*Task instructions*. The entries that follow should be reproduced exactly, with no images carried over.

Records from a dataset:
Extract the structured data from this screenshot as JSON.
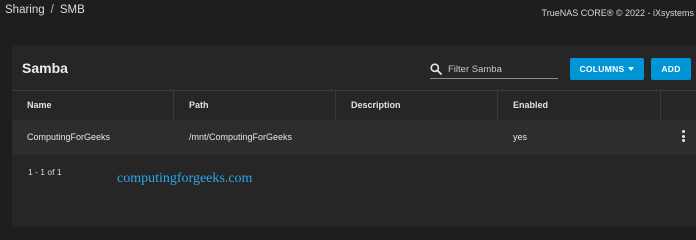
{
  "topbar": {
    "breadcrumb": [
      "Sharing",
      "SMB"
    ],
    "separator": "/",
    "copyright": "TrueNAS CORE® © 2022 - iXsystems"
  },
  "card": {
    "title": "Samba",
    "search": {
      "placeholder": "Filter Samba",
      "value": "",
      "icon": "search-icon"
    },
    "buttons": {
      "columns": "COLUMNS",
      "add": "ADD"
    },
    "accent_color": "#0095d5",
    "table": {
      "columns": [
        "Name",
        "Path",
        "Description",
        "Enabled"
      ],
      "rows": [
        {
          "name": "ComputingForGeeks",
          "path": "/mnt/ComputingForGeeks",
          "description": "",
          "enabled": "yes"
        }
      ]
    },
    "paginator": "1 - 1 of 1"
  },
  "watermark": "computingforgeeks.com"
}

*Result of the exercise*.
Extract the structured data from this screenshot as JSON.
{
  "topbar": {
    "breadcrumb": [
      "Sharing",
      "SMB"
    ],
    "separator": "/",
    "copyright": "TrueNAS CORE® © 2022 - iXsystems"
  },
  "card": {
    "title": "Samba",
    "search": {
      "placeholder": "Filter Samba",
      "value": "",
      "icon": "search-icon"
    },
    "buttons": {
      "columns": "COLUMNS",
      "add": "ADD"
    },
    "accent_color": "#0095d5",
    "table": {
      "columns": [
        "Name",
        "Path",
        "Description",
        "Enabled"
      ],
      "rows": [
        {
          "name": "ComputingForGeeks",
          "path": "/mnt/ComputingForGeeks",
          "description": "",
          "enabled": "yes"
        }
      ]
    },
    "paginator": "1 - 1 of 1"
  },
  "watermark": "computingforgeeks.com"
}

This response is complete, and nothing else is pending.